§ TASK ITEM:
What is needed is every line of the data that includes the word "Score". Please copy each one.

═══

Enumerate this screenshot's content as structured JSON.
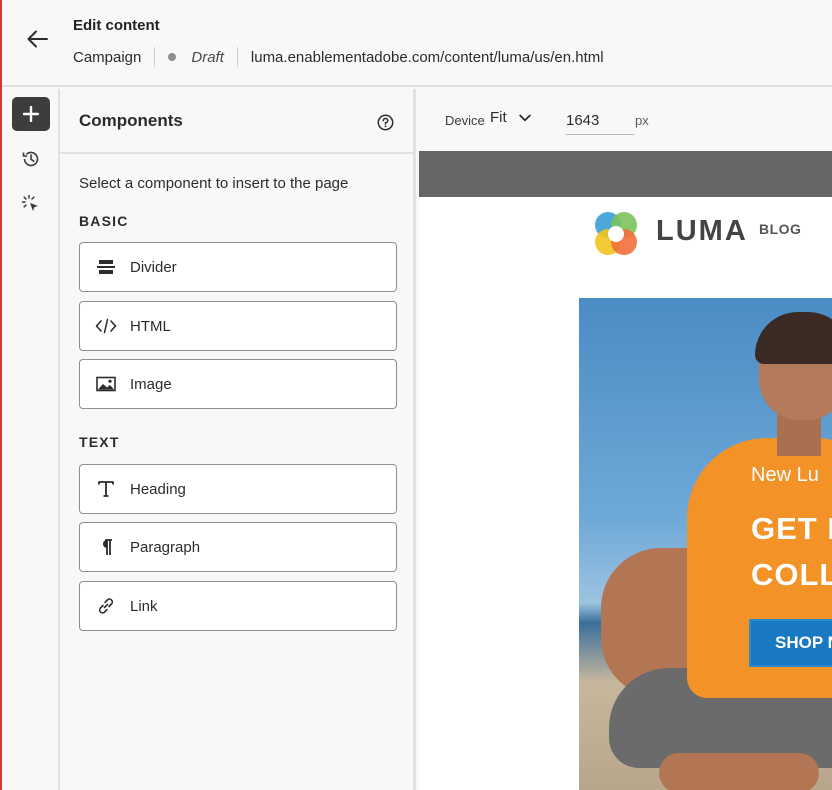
{
  "header": {
    "title": "Edit content",
    "channel": "Campaign",
    "status": "Draft",
    "url": "luma.enablementadobe.com/content/luma/us/en.html"
  },
  "rail": {
    "items": [
      {
        "name": "add",
        "icon": "plus-icon",
        "active": true
      },
      {
        "name": "history",
        "icon": "history-icon",
        "active": false
      },
      {
        "name": "select",
        "icon": "select-cursor-icon",
        "active": false
      }
    ]
  },
  "panel": {
    "title": "Components",
    "subtitle": "Select a component to insert to the page",
    "sections": [
      {
        "label": "BASIC",
        "items": [
          {
            "label": "Divider",
            "icon": "divider-icon"
          },
          {
            "label": "HTML",
            "icon": "code-icon"
          },
          {
            "label": "Image",
            "icon": "image-icon"
          }
        ]
      },
      {
        "label": "TEXT",
        "items": [
          {
            "label": "Heading",
            "icon": "heading-icon"
          },
          {
            "label": "Paragraph",
            "icon": "paragraph-icon"
          },
          {
            "label": "Link",
            "icon": "link-icon"
          }
        ]
      }
    ]
  },
  "toolbar": {
    "device_label": "Device",
    "device_value": "Fit",
    "width_value": "1643",
    "width_unit": "px"
  },
  "preview": {
    "logo_word": "LUMA",
    "logo_sub": "BLOG",
    "hero_kicker": "New Lu",
    "hero_title_line1": "GET I",
    "hero_title_line2": "COLL",
    "hero_cta": "SHOP N"
  },
  "colors": {
    "accent_red": "#d9362f",
    "cta_blue": "#1979c3",
    "shirt_orange": "#f39226"
  }
}
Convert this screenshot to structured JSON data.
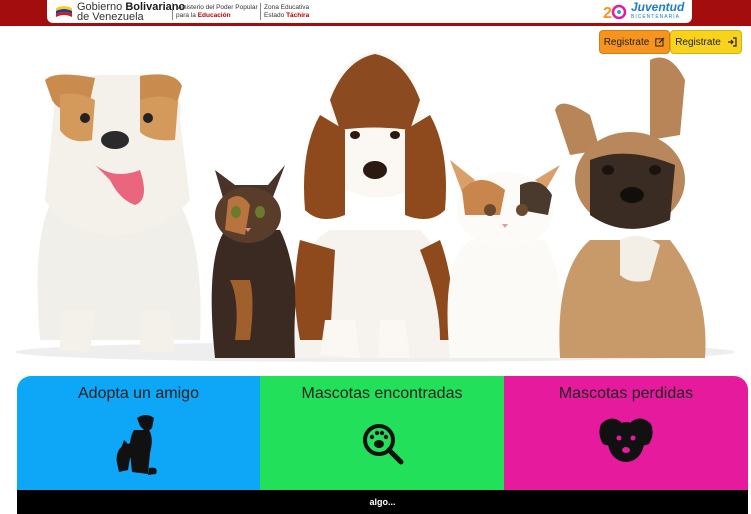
{
  "header": {
    "gov_name_prefix": "Gobierno",
    "gov_name_bold": "Bolivariano",
    "gov_name_line2": "de Venezuela",
    "ministry_line1": "Ministerio del Poder Popular",
    "ministry_line2_prefix": "para la",
    "ministry_line2_bold": "Educación",
    "zone_line1": "Zona Educativa",
    "zone_line2_prefix": "Estado",
    "zone_line2_bold": "Táchira",
    "juventud": "Juventud",
    "bicentenaria": "BICENTENARIA",
    "colors": {
      "bar": "#a30d0d",
      "accent_red": "#b30000"
    }
  },
  "actions": {
    "register_orange": {
      "label": "Registrate",
      "icon": "edit-icon",
      "color": "#f7941d"
    },
    "register_yellow": {
      "label": "Registrate",
      "icon": "sign-in-icon",
      "color": "#f8d21b"
    }
  },
  "hero": {
    "icon": "pets-photo",
    "subjects": [
      "bulldog",
      "kitten",
      "basset-hound",
      "exotic-cat",
      "french-bulldog"
    ]
  },
  "categories": [
    {
      "title": "Adopta un amigo",
      "icon": "dog-cat-icon",
      "color": "#0ea6f7"
    },
    {
      "title": "Mascotas encontradas",
      "icon": "paw-search-icon",
      "color": "#22e05a"
    },
    {
      "title": "Mascotas perdidas",
      "icon": "dog-face-icon",
      "color": "#e61a9d"
    }
  ],
  "footer": {
    "text": "algo..."
  }
}
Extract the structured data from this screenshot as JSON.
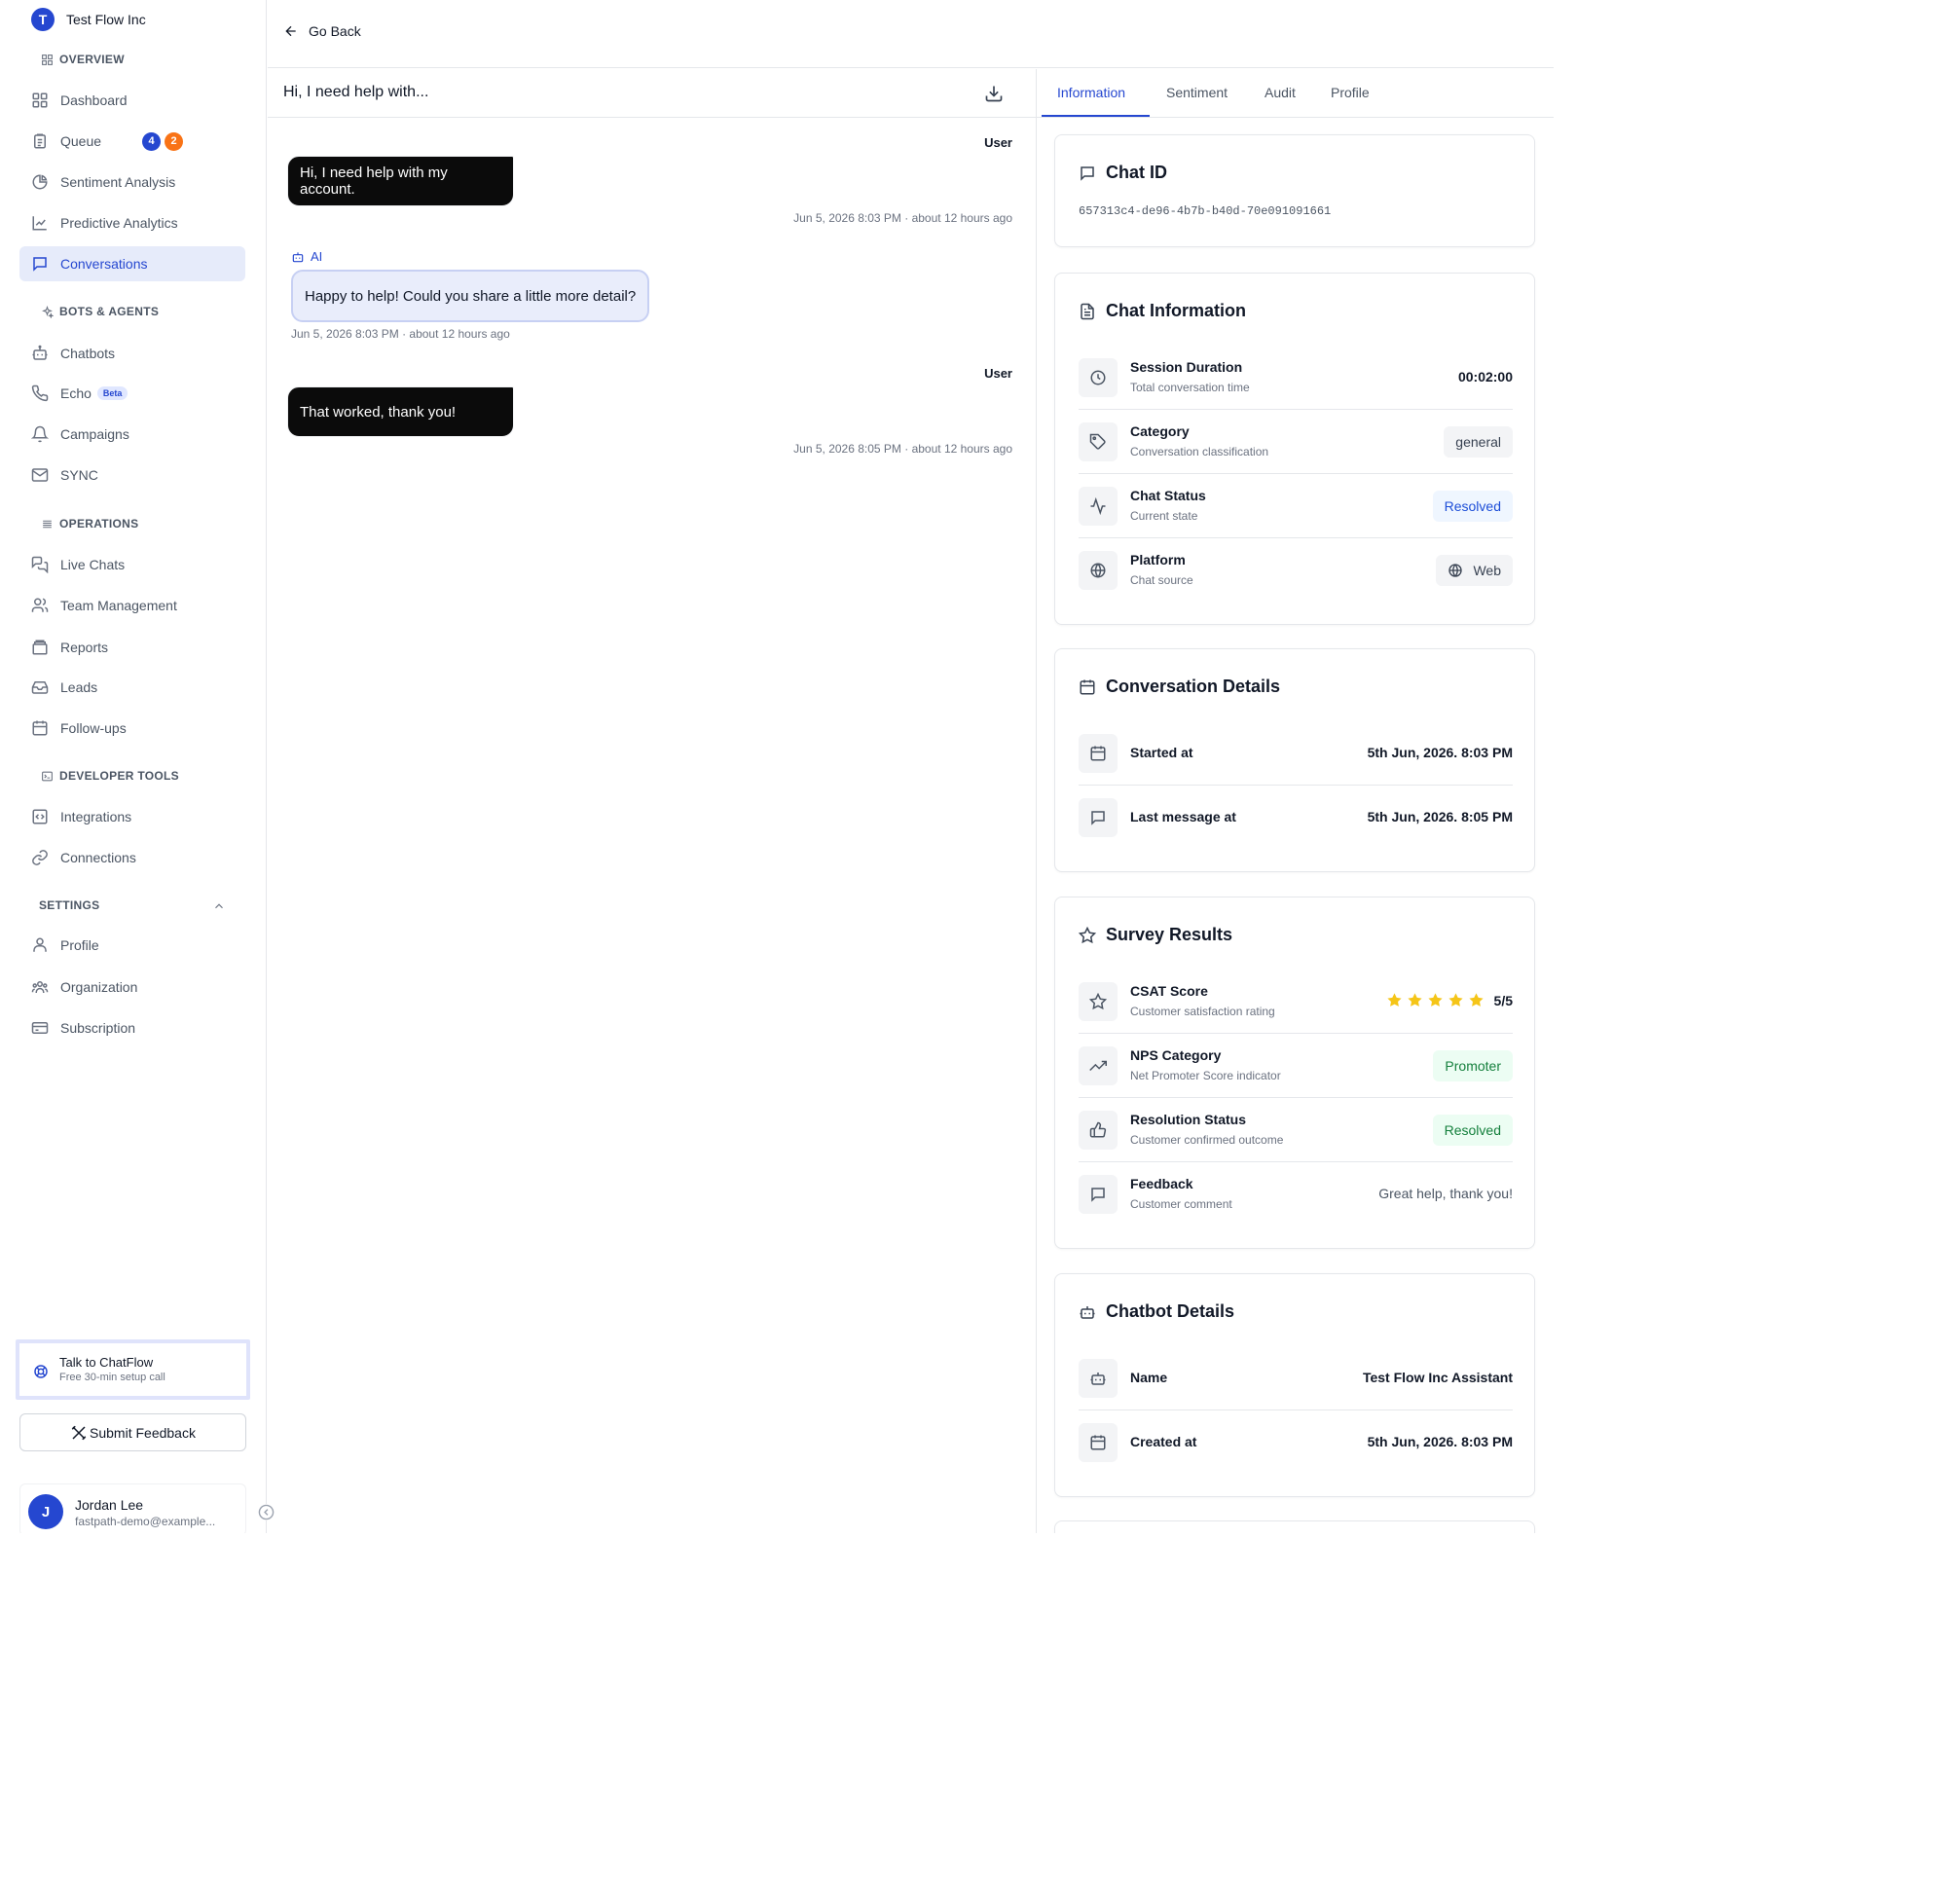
{
  "org": {
    "initial": "T",
    "name": "Test Flow Inc"
  },
  "colors": {
    "brand": "#2547d0",
    "queue_badge_orange": "#f97316",
    "star": "#f5c518"
  },
  "sidebar": {
    "overview_label": "OVERVIEW",
    "bots_label": "BOTS & AGENTS",
    "operations_label": "OPERATIONS",
    "developer_label": "DEVELOPER TOOLS",
    "settings_label": "SETTINGS",
    "items": {
      "dashboard": "Dashboard",
      "queue": "Queue",
      "queue_badge_blue": "4",
      "queue_badge_orange": "2",
      "sentiment": "Sentiment Analysis",
      "predictive": "Predictive Analytics",
      "conversations": "Conversations",
      "chatbots": "Chatbots",
      "echo": "Echo",
      "echo_badge": "Beta",
      "campaigns": "Campaigns",
      "sync": "SYNC",
      "live_chats": "Live Chats",
      "team": "Team Management",
      "reports": "Reports",
      "leads": "Leads",
      "followups": "Follow-ups",
      "integrations": "Integrations",
      "connections": "Connections",
      "profile": "Profile",
      "organization": "Organization",
      "subscription": "Subscription"
    },
    "talk": {
      "title": "Talk to ChatFlow",
      "subtitle": "Free 30-min setup call"
    },
    "feedback_label": "Submit Feedback",
    "user": {
      "initial": "J",
      "name": "Jordan Lee",
      "email": "fastpath-demo@example..."
    }
  },
  "header": {
    "go_back": "Go Back"
  },
  "chat": {
    "title": "Hi, I need help with...",
    "messages": [
      {
        "sender": "User",
        "text": "Hi, I need help with my account.",
        "time": "Jun 5, 2026 8:03 PM · about 12 hours ago"
      },
      {
        "sender": "AI",
        "text": "Happy to help! Could you share a little more detail?",
        "time": "Jun 5, 2026 8:03 PM · about 12 hours ago"
      },
      {
        "sender": "User",
        "text": "That worked, thank you!",
        "time": "Jun 5, 2026 8:05 PM · about 12 hours ago"
      }
    ]
  },
  "panel": {
    "tabs": [
      "Information",
      "Sentiment",
      "Audit",
      "Profile"
    ],
    "chat_id": {
      "title": "Chat ID",
      "value": "657313c4-de96-4b7b-b40d-70e091091661"
    },
    "chat_info": {
      "title": "Chat Information",
      "session": {
        "label": "Session Duration",
        "sub": "Total conversation time",
        "value": "00:02:00"
      },
      "category": {
        "label": "Category",
        "sub": "Conversation classification",
        "value": "general"
      },
      "status": {
        "label": "Chat Status",
        "sub": "Current state",
        "value": "Resolved"
      },
      "platform": {
        "label": "Platform",
        "sub": "Chat source",
        "value": "Web"
      }
    },
    "conversation": {
      "title": "Conversation Details",
      "started": {
        "label": "Started at",
        "value": "5th Jun, 2026. 8:03 PM"
      },
      "last": {
        "label": "Last message at",
        "value": "5th Jun, 2026. 8:05 PM"
      }
    },
    "survey": {
      "title": "Survey Results",
      "csat": {
        "label": "CSAT Score",
        "sub": "Customer satisfaction rating",
        "stars": 5,
        "value": "5/5"
      },
      "nps": {
        "label": "NPS Category",
        "sub": "Net Promoter Score indicator",
        "value": "Promoter"
      },
      "resolution": {
        "label": "Resolution Status",
        "sub": "Customer confirmed outcome",
        "value": "Resolved"
      },
      "feedback": {
        "label": "Feedback",
        "sub": "Customer comment",
        "value": "Great help, thank you!"
      }
    },
    "chatbot": {
      "title": "Chatbot Details",
      "name": {
        "label": "Name",
        "value": "Test Flow Inc Assistant"
      },
      "created": {
        "label": "Created at",
        "value": "5th Jun, 2026. 8:03 PM"
      }
    }
  }
}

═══

§ TASK OUTPUT:
        "label": "CSAT Score",
        "sub": "Net Promoter Score indicator",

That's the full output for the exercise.